These materials were originally published in 2012 and written for groups of children meeting together physically. However, there are lots of ideas that can be adapted for use in your home while community worship is suspended during the COVID-19 outbreak.
Scroll down to view the programme for the whole week.
These materials look at the events of the last few days of Jesus' life, leading up to his death and resurrection. An understanding of these is central to our faith. Many people think it is difficult to talk to children about this, especially about Jesus being killed, but we need to.
Children can often understand more than we expect. Many of the children in your group will have experienced the death of a relative, family friend, or even of a pet. They will have had times when life has been difficult, or will have known that other people's lives are difficult. They may well hope for a better future. These are all relevant feelings they can bring to the Easter story.
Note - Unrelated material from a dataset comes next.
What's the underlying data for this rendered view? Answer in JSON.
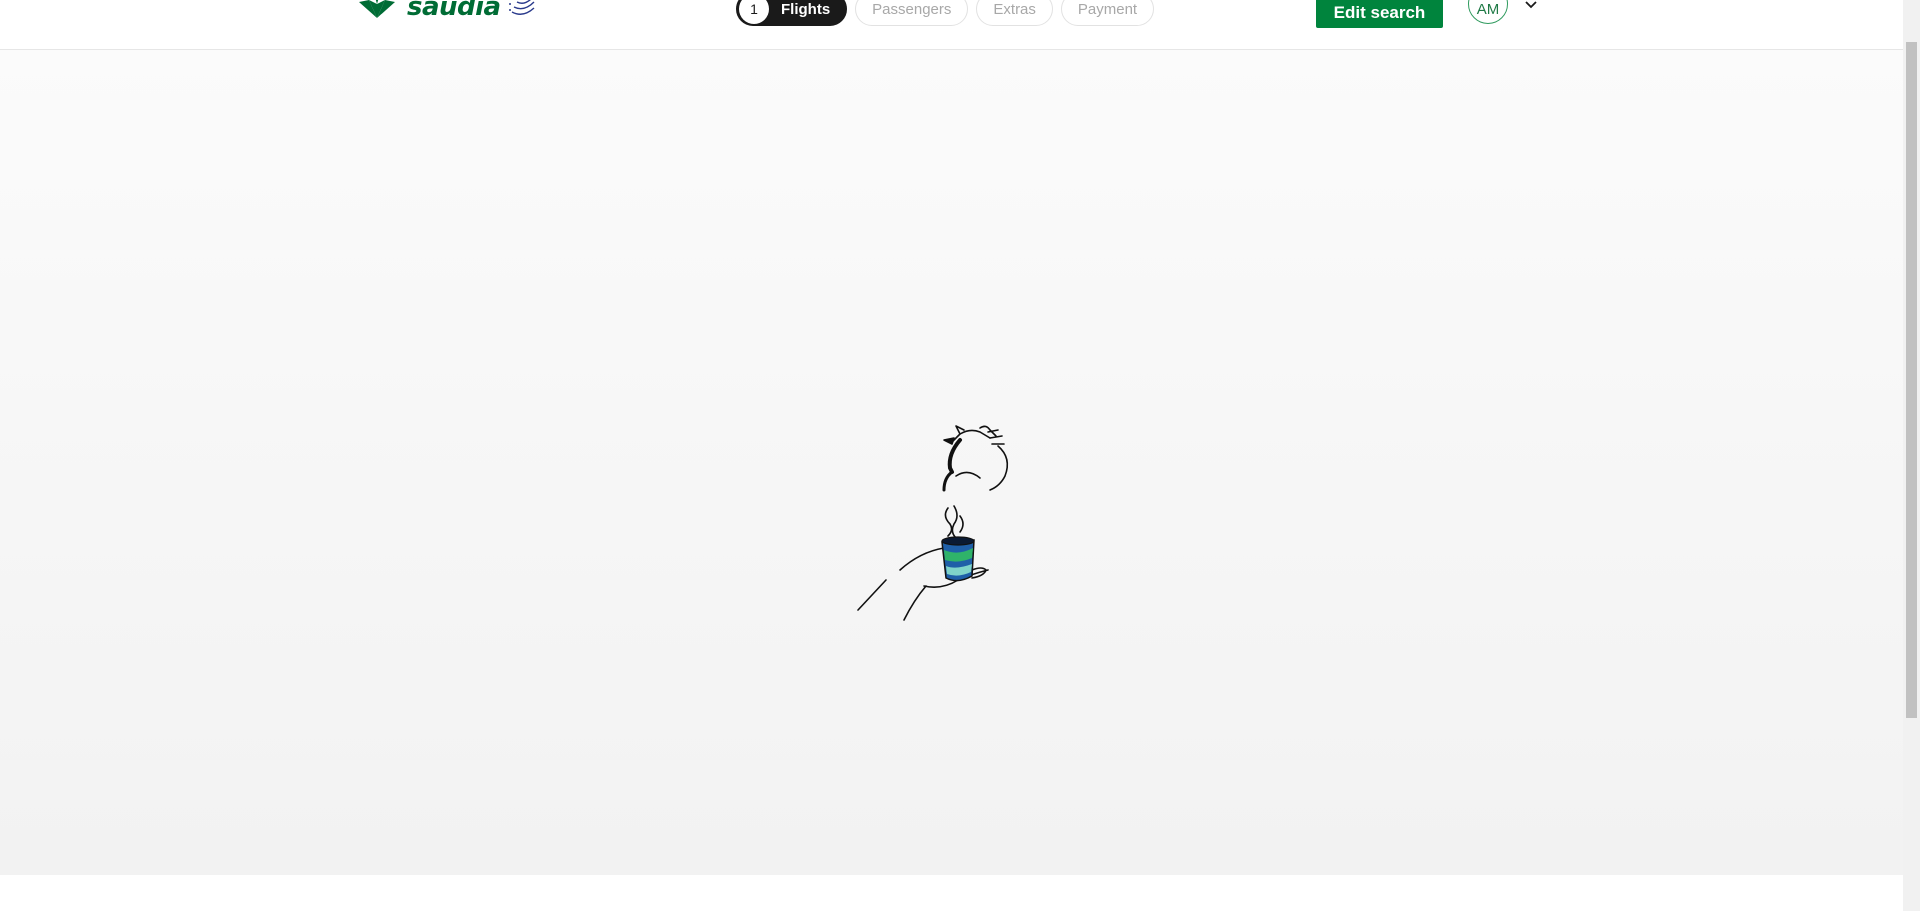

You may find that some children will not come to all the sessions, especially the Friday meeting when they may go away or be with their families. No child should be left overnight thinking that Jesus dying is the end of the story, even if you expect them to be in church on Easter Sunday. For this reason the sessions work a day ahead of the dates. You will still need to be sure that those who do not attend on Friday are left in no doubt about the resurrection.
It is vital that you follow the guidelines or policy adopted by your church.
Make sure you have the name, address, age and contact details for each child, including any relevant medical information. Include helpers under the age of 18 years.
Make sure you have the necessary self-declaration forms signed by all adults on the premises.
Keep registers of children and adults attending each day, including those who arrive late or leave early. Afterwards keep the registers in your church records.
Make sure you have plenty of helpers for the number of children you expect. Remember to include teenage helpers as children not adults.
Never have one adult alone with either a group of children or an individual child.
Check the safety of the premises including any outdoor space you plan to use.
For each day you will find a story, suggestions for other resources, plus a variety of things to do and games to play. Use them in any way you wish, adding ideas of your own. Sometimes there is also a ‘takeaway’ suggestion of something the children can think about or talk about with their family, or something to do. The links to each day's materials are below.
The Miracle Maker video by S4C/Universal contains very simple and effective sections on the stories used.
The Lion Storyteller Bible, Rob Hartman, Lion Publishing, 2002, ISBN 0745945813. This is very good for reading aloud to children.
Instant Art for Lent and Easter, compiled and illustrated by Kathryn Atkins, Kevin Mayhew, 1995, ISBN 0862097460. This has lots of other ideas for crafts and makes.
Songs for Every Easter, Mark and Helen Johnson, Out of the Ark Music, 1998, ISBN 095191166x. This has words and music, plus a cassette tape.
Start planning in plenty of time. You will need to decide many things and early planning will ensure success.
Who will lead and help with the club? You will need plenty of helpers and they will each need to know what is expected of them. Give people the chance to do things they are confident about – use their talents and skills.
Who will do what? Make sure different people are responsible for different things so that no one is over-burdened with work.
How will you publicise your club? Decide who you want to invite – the children in your church and/or those who do not usually come? Will you give out fliers at your local school? What ages will you invite? These materials assume children of primary-school age. Will people need to book in advance? This is usually helpful when it comes to planning and preparation.
Look at the premises available. These will affect numbers and activities.
Plan each session carefully. Will you do all five days or just three or two or even one? Two hours is a good length for each session, with a break for toilets and refreshments. Decide if you will put out a variety of activities for the children to choose from and move freely from one to another, or if you will have set things for each group to do. It works best if there are a variety of things you do all together, such as music, story, games and worship, plus things to do in smaller groups.
Make sure you get everything you need ready for each session.
- Holy Week Holiday Club: Monday - Friends
Monday's material looks at the call of the fishermen
- Holy Week Holiday Club: Tuesday - A special present
Tuesday's story describes the woman pouring perfume over Jesus' feet
- Holy Week Holiday Club: Wednesday - A meal with friends
Wednesday's material explores the last supper
- Holy Week Holiday Club: Thursday - A sad day
Thursday's material looks at the death of Jesus
- Holy Week Holiday Club: Friday - New life
Friday's Holy Week Holiday Club material focuses on the resurrection